|Dec 21, 1992||AS||Assignment|
Owner name: INGERSOLL-RAND COMPANY, NEW JERSEY
Free format text: ASSIGNMENT OF ASSIGNORS INTEREST.;ASSIGNOR:SELL, LESLIE J.;REEL/FRAME:006371/0376
Effective date: 19921216
|May 14, 1998||FPAY||Fee payment|
Year of fee payment: 4
|May 14, 2002||FPAY||Fee payment|
Year of fee payment: 8
|Jun 4, 2002||REMI||Maintenance fee reminder mailed|
|May 31, 2006||REMI||Maintenance fee reminder mailed|

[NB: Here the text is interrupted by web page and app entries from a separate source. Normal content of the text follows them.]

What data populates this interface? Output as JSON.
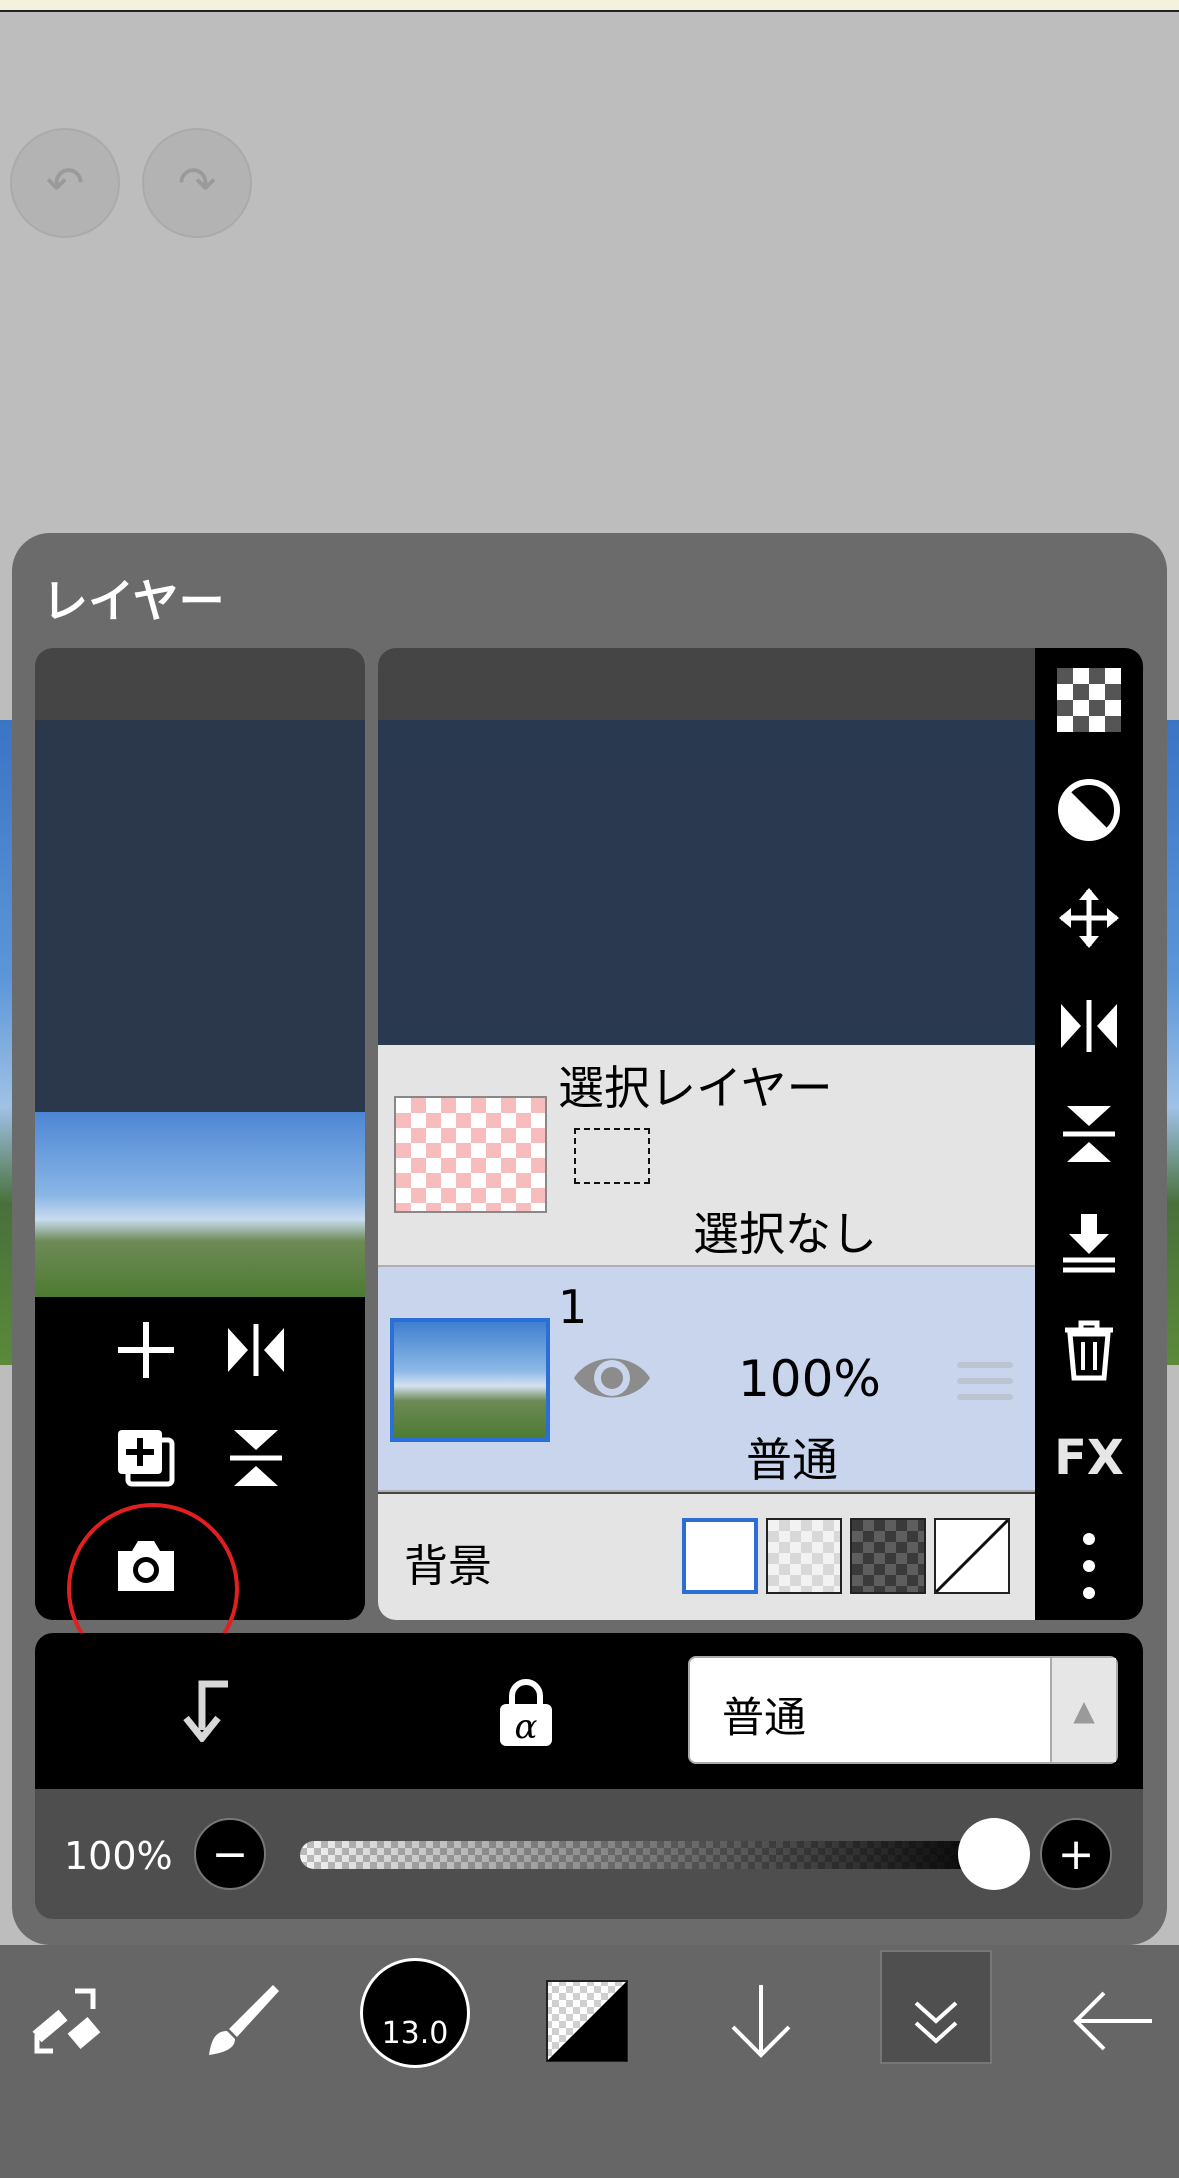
{
  "panel": {
    "title": "レイヤー"
  },
  "layers": {
    "selection_layer": {
      "name": "選択レイヤー",
      "status": "選択なし"
    },
    "layer1": {
      "number": "1",
      "opacity": "100%",
      "blend_mode": "普通",
      "visible": true
    }
  },
  "background": {
    "label": "背景",
    "options": [
      "white",
      "light-checker",
      "dark-checker",
      "none"
    ],
    "selected": "white"
  },
  "blend_select": {
    "value": "普通"
  },
  "opacity": {
    "label": "100%",
    "value": 1.0,
    "minus": "−",
    "plus": "+"
  },
  "toolbar": {
    "brush_size": "13.0"
  },
  "annotation": {
    "circle_color": "#e02020"
  }
}
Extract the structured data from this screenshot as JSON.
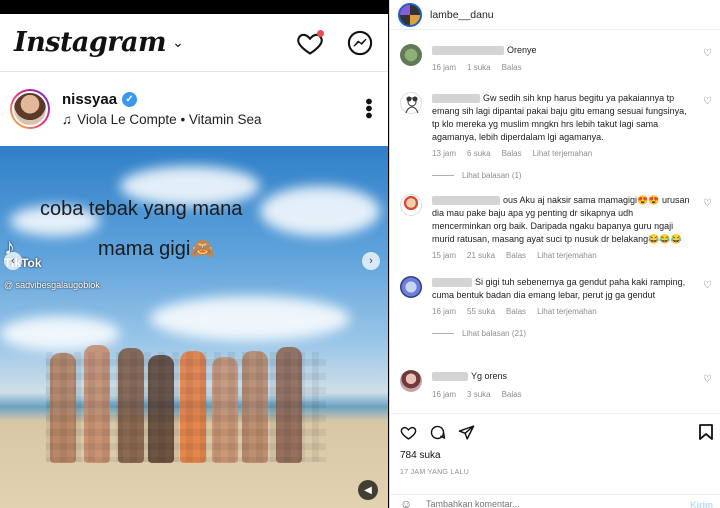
{
  "left": {
    "header": {
      "logo": "Instagram",
      "icons": [
        "chevron-down-icon",
        "heart-icon",
        "messenger-icon"
      ]
    },
    "post": {
      "username": "nissyaa",
      "audio": "Viola Le Compte • Vitamin Sea",
      "overlay_line1": "coba tebak yang mana",
      "overlay_line2": "mama gigi🙈",
      "tiktok_label": "TikTok",
      "tiktok_handle": "@ sadvibesgalaugobiok"
    }
  },
  "right": {
    "username": "lambe__danu",
    "comments": [
      {
        "text": "Orenye",
        "time": "16 jam",
        "likes": "1 suka",
        "reply": "Balas"
      },
      {
        "text": "Gw sedih sih knp harus begitu ya pakaiannya tp emang sih lagi dipantai pakai baju gitu emang sesuai fungsinya, tp klo mereka yg muslim mngkn hrs lebih takut lagi sama agamanya, lebih diperdalam lgi agamanya.",
        "time": "13 jam",
        "likes": "6 suka",
        "reply": "Balas",
        "translate": "Lihat terjemahan",
        "replies": "Lihat balasan (1)"
      },
      {
        "text": "ous Aku aj naksir sama mamagigi😍😍 urusan dia mau pake baju apa yg penting dr sikapnya udh mencerminkan org baik. Daripada ngaku bapanya guru ngaji murid ratusan, masang ayat suci tp nusuk dr belakang😂😂😂",
        "time": "15 jam",
        "likes": "21 suka",
        "reply": "Balas",
        "translate": "Lihat terjemahan"
      },
      {
        "text": "Si gigi tuh sebenernya ga gendut paha kaki ramping, cuma bentuk badan dia emang lebar, perut jg ga gendut",
        "time": "16 jam",
        "likes": "55 suka",
        "reply": "Balas",
        "translate": "Lihat terjemahan",
        "replies": "Lihat balasan (21)"
      },
      {
        "text": "Yg orens",
        "time": "16 jam",
        "likes": "3 suka",
        "reply": "Balas"
      }
    ],
    "likes_total": "784 suka",
    "posted_ago": "17 JAM YANG LALU",
    "comment_placeholder": "Tambahkan komentar...",
    "post_button": "Kirim"
  }
}
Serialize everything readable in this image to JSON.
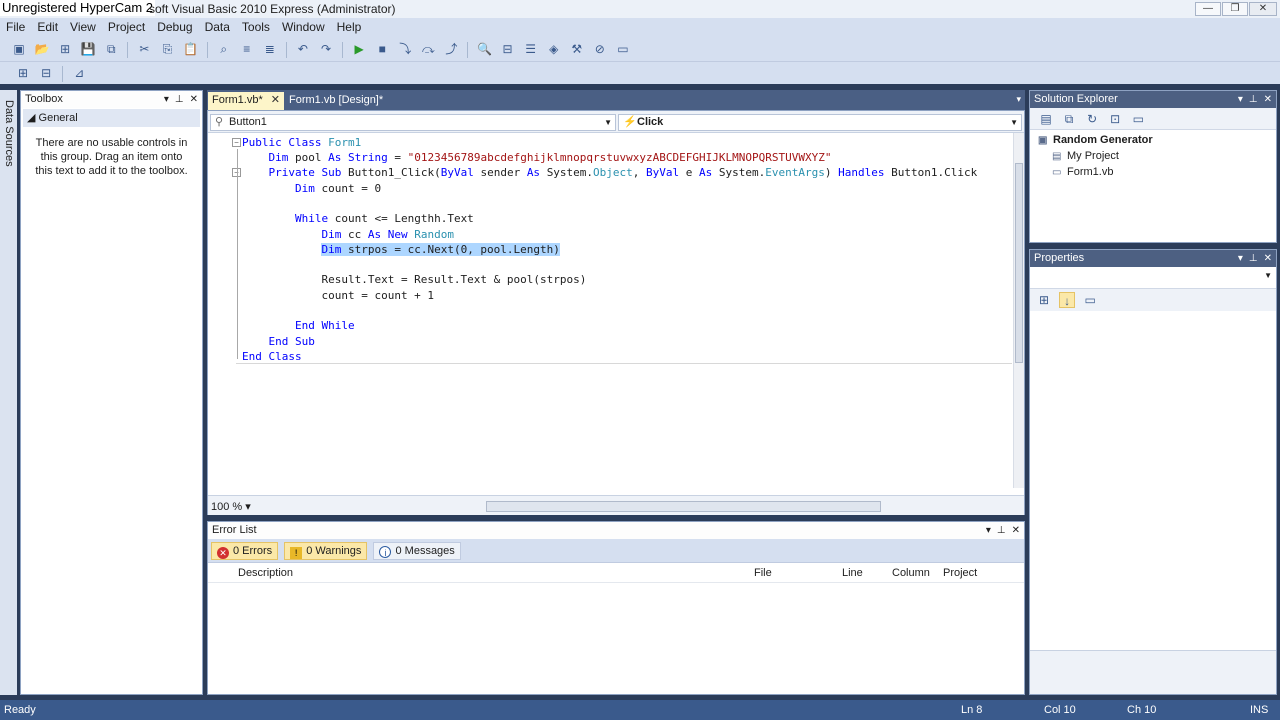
{
  "titlebar": {
    "watermark": "Unregistered HyperCam 2",
    "title": "soft Visual Basic 2010 Express (Administrator)",
    "minimize": "—",
    "maximize": "❐",
    "close": "✕"
  },
  "menu": [
    "File",
    "Edit",
    "View",
    "Project",
    "Debug",
    "Data",
    "Tools",
    "Window",
    "Help"
  ],
  "left_strip": {
    "label": "Data Sources"
  },
  "toolbox": {
    "title": "Toolbox",
    "group": "General",
    "empty_text": "There are no usable controls in this group. Drag an item onto this text to add it to the toolbox."
  },
  "tabs": {
    "code": "Form1.vb*",
    "design": "Form1.vb [Design]*",
    "close": "✕",
    "dropdown": "▾"
  },
  "nav": {
    "object": "Button1",
    "event": "Click"
  },
  "editor": {
    "zoom": "100 %",
    "lines": [
      [
        [
          "kw",
          "Public Class "
        ],
        [
          "ty",
          "Form1"
        ]
      ],
      [
        [
          "",
          "    "
        ],
        [
          "kw",
          "Dim "
        ],
        [
          "",
          "pool "
        ],
        [
          "kw",
          "As String "
        ],
        [
          "",
          "= "
        ],
        [
          "st",
          "\"0123456789abcdefghijklmnopqrstuvwxyzABCDEFGHIJKLMNOPQRSTUVWXYZ\""
        ]
      ],
      [
        [
          "",
          "    "
        ],
        [
          "kw",
          "Private Sub "
        ],
        [
          "",
          "Button1_Click("
        ],
        [
          "kw",
          "ByVal "
        ],
        [
          "",
          "sender "
        ],
        [
          "kw",
          "As "
        ],
        [
          "",
          "System."
        ],
        [
          "ty",
          "Object"
        ],
        [
          "",
          " , "
        ],
        [
          "kw",
          "ByVal "
        ],
        [
          "",
          "e "
        ],
        [
          "kw",
          "As "
        ],
        [
          "",
          "System."
        ],
        [
          "ty",
          "EventArgs"
        ],
        [
          "",
          " ) "
        ],
        [
          "kw",
          "Handles "
        ],
        [
          "",
          "Button1.Click"
        ]
      ],
      [
        [
          "",
          "        "
        ],
        [
          "kw",
          "Dim "
        ],
        [
          "",
          "count = 0"
        ]
      ],
      [
        [
          "",
          ""
        ]
      ],
      [
        [
          "",
          "        "
        ],
        [
          "kw",
          "While "
        ],
        [
          "",
          "count <= Lengthh.Text"
        ]
      ],
      [
        [
          "",
          "            "
        ],
        [
          "kw",
          "Dim "
        ],
        [
          "",
          "cc "
        ],
        [
          "kw",
          "As New "
        ],
        [
          "ty",
          "Random"
        ]
      ],
      [
        [
          "",
          "            "
        ],
        [
          "kw",
          "Dim "
        ],
        [
          "",
          "strpos = cc.Next(0, pool.Length)"
        ]
      ],
      [
        [
          "",
          ""
        ]
      ],
      [
        [
          "",
          "            Result.Text = Result.Text & pool(strpos)"
        ]
      ],
      [
        [
          "",
          "            count = count + 1"
        ]
      ],
      [
        [
          "",
          ""
        ]
      ],
      [
        [
          "",
          "        "
        ],
        [
          "kw",
          "End While"
        ]
      ],
      [
        [
          "",
          "    "
        ],
        [
          "kw",
          "End Sub"
        ]
      ],
      [
        [
          "kw",
          "End Class"
        ]
      ]
    ]
  },
  "error_list": {
    "title": "Error List",
    "errors": "0 Errors",
    "warnings": "0 Warnings",
    "messages": "0 Messages",
    "columns": [
      "Description",
      "File",
      "Line",
      "Column",
      "Project"
    ]
  },
  "solution_explorer": {
    "title": "Solution Explorer",
    "items": [
      "Random Generator",
      "My Project",
      "Form1.vb"
    ]
  },
  "properties": {
    "title": "Properties"
  },
  "status": {
    "ready": "Ready",
    "ln": "Ln 8",
    "col": "Col 10",
    "ch": "Ch 10",
    "ins": "INS"
  }
}
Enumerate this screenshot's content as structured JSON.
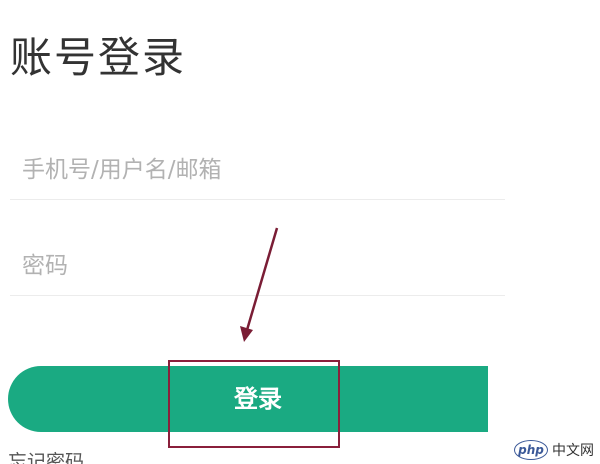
{
  "page": {
    "title": "账号登录"
  },
  "form": {
    "account_placeholder": "手机号/用户名/邮箱",
    "account_value": "",
    "password_placeholder": "密码",
    "password_value": "",
    "login_label": "登录",
    "forgot_label": "忘记密码"
  },
  "watermark": {
    "logo_text": "php",
    "site_text": "中文网"
  },
  "colors": {
    "button": "#1aaa82",
    "highlight": "#8a1f3b",
    "arrow": "#7a1d35"
  },
  "annotation": {
    "arrow_icon": "arrow-pointing-down-icon"
  }
}
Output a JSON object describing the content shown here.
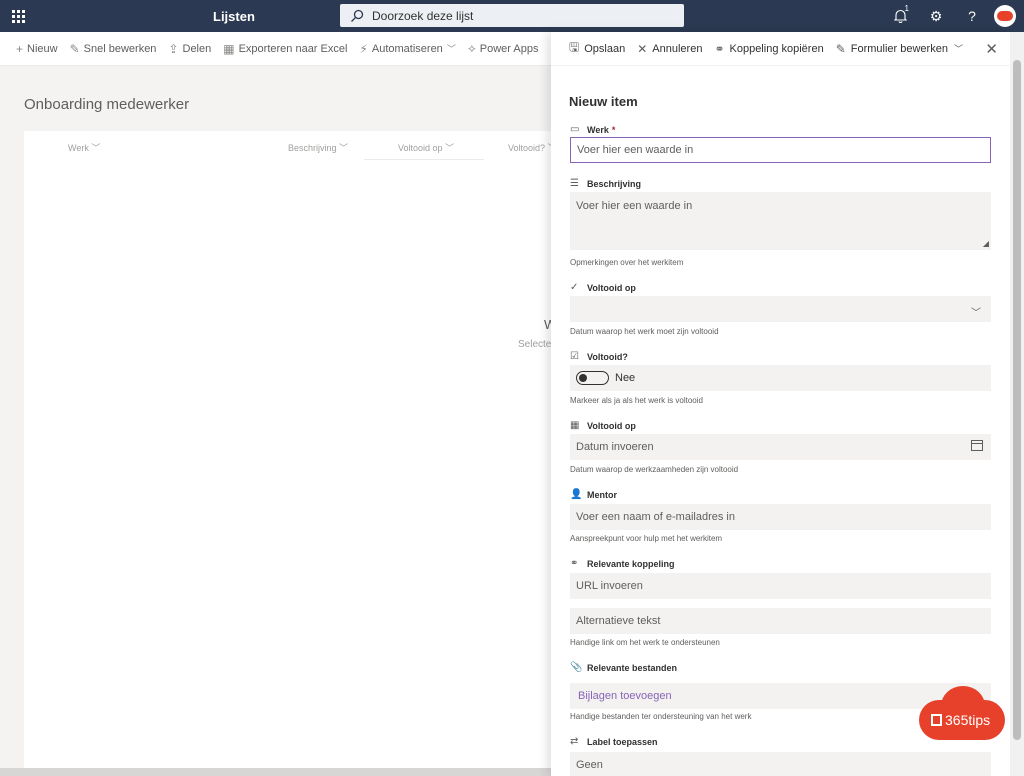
{
  "suitebar": {
    "app_title": "Lijsten",
    "search_placeholder": "Doorzoek deze lijst",
    "notification_count": "1"
  },
  "commandbar": {
    "items": [
      {
        "icon": "plus-icon",
        "label": "Nieuw"
      },
      {
        "icon": "pencil-icon",
        "label": "Snel bewerken"
      },
      {
        "icon": "share-icon",
        "label": "Delen"
      },
      {
        "icon": "excel-icon",
        "label": "Exporteren naar Excel"
      },
      {
        "icon": "automate-icon",
        "label": "Automatiseren"
      },
      {
        "icon": "powerapps-icon",
        "label": "Power Apps"
      }
    ]
  },
  "list": {
    "title": "Onboarding medewerker",
    "columns": [
      "Werk",
      "Beschrijving",
      "Voltooid op",
      "Voltooid?"
    ],
    "empty_heading": "W",
    "empty_subtext": "Selecte"
  },
  "panel": {
    "commands": {
      "save": "Opslaan",
      "cancel": "Annuleren",
      "copy_link": "Koppeling kopiëren",
      "edit_form": "Formulier bewerken"
    },
    "title": "Nieuw item",
    "fields": {
      "werk": {
        "label": "Werk",
        "required": "*",
        "placeholder": "Voer hier een waarde in"
      },
      "beschrijving": {
        "label": "Beschrijving",
        "placeholder": "Voer hier een waarde in",
        "help": "Opmerkingen over het werkitem"
      },
      "voltooid_op_1": {
        "label": "Voltooid op",
        "help": "Datum waarop het werk moet zijn voltooid"
      },
      "voltooid": {
        "label": "Voltooid?",
        "value": "Nee",
        "help": "Markeer als ja als het werk is voltooid"
      },
      "voltooid_op_2": {
        "label": "Voltooid op",
        "placeholder": "Datum invoeren",
        "help": "Datum waarop de werkzaamheden zijn voltooid"
      },
      "mentor": {
        "label": "Mentor",
        "placeholder": "Voer een naam of e-mailadres in",
        "help": "Aanspreekpunt voor hulp met het werkitem"
      },
      "koppeling": {
        "label": "Relevante koppeling",
        "url_placeholder": "URL invoeren",
        "alt_placeholder": "Alternatieve tekst",
        "help": "Handige link om het werk te ondersteunen"
      },
      "bestanden": {
        "label": "Relevante bestanden",
        "action": "Bijlagen toevoegen",
        "help": "Handige bestanden ter ondersteuning van het werk"
      },
      "label": {
        "label": "Label toepassen",
        "value": "Geen"
      }
    }
  },
  "watermark": {
    "text": "365tips"
  },
  "colors": {
    "suitebar": "#2b3a52",
    "accent": "#8764b8",
    "brand_red": "#e8412b"
  }
}
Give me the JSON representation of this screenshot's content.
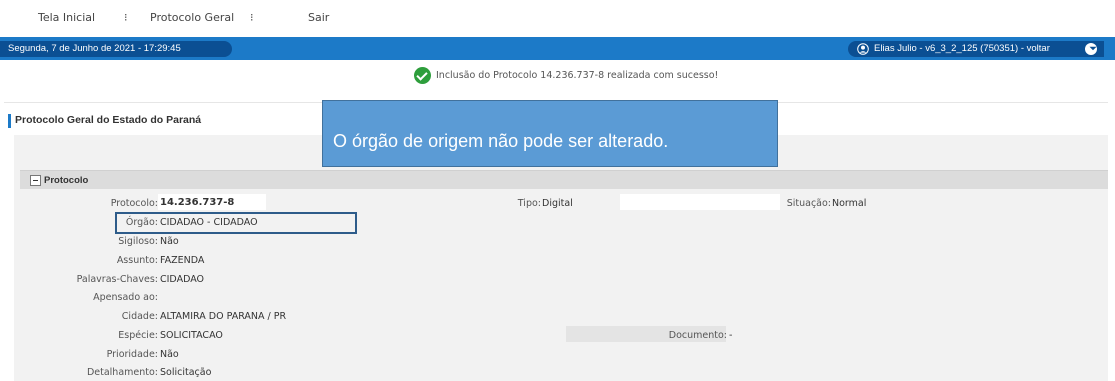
{
  "nav": {
    "items": [
      "Tela Inicial",
      "Protocolo Geral",
      "Sair"
    ],
    "separator": "⁝"
  },
  "header": {
    "date": "Segunda, 7 de Junho de 2021 - 17:29:45",
    "user": "Elias Julio - v6_3_2_125 (750351) - voltar",
    "accent": "#1c7ac8",
    "dark_accent": "#0b4f93"
  },
  "alert": {
    "message": "Inclusão do Protocolo 14.236.737-8 realizada com sucesso!",
    "color": "#2e9e3c"
  },
  "page": {
    "title": "Protocolo Geral do Estado do Paraná"
  },
  "tooltip": {
    "text": "O órgão de origem não pode ser alterado."
  },
  "section": {
    "title": "Protocolo"
  },
  "fields": {
    "protocolo": {
      "label": "Protocolo:",
      "value": "14.236.737-8"
    },
    "tipo": {
      "label": "Tipo:",
      "value": "Digital"
    },
    "situacao": {
      "label": "Situação:",
      "value": "Normal"
    },
    "orgao": {
      "label": "Órgão:",
      "value": "CIDADAO - CIDADAO"
    },
    "sigiloso": {
      "label": "Sigiloso:",
      "value": "Não"
    },
    "assunto": {
      "label": "Assunto:",
      "value": "FAZENDA"
    },
    "palavras": {
      "label": "Palavras-Chaves:",
      "value": "CIDADAO"
    },
    "apensado": {
      "label": "Apensado ao:",
      "value": ""
    },
    "cidade": {
      "label": "Cidade:",
      "value": "ALTAMIRA DO PARANA / PR"
    },
    "especie": {
      "label": "Espécie:",
      "value": "SOLICITACAO"
    },
    "documento": {
      "label": "Documento:",
      "value": "-"
    },
    "prioridade": {
      "label": "Prioridade:",
      "value": "Não"
    },
    "detalhamento": {
      "label": "Detalhamento:",
      "value": "Solicitação"
    }
  }
}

|Nov 15, 2006||LAPS||Lapse for failure to pay maintenance fees|
|Jan 9, 2007||FP||Expired due to failure to pay maintenance fee|
Effective date: 20061115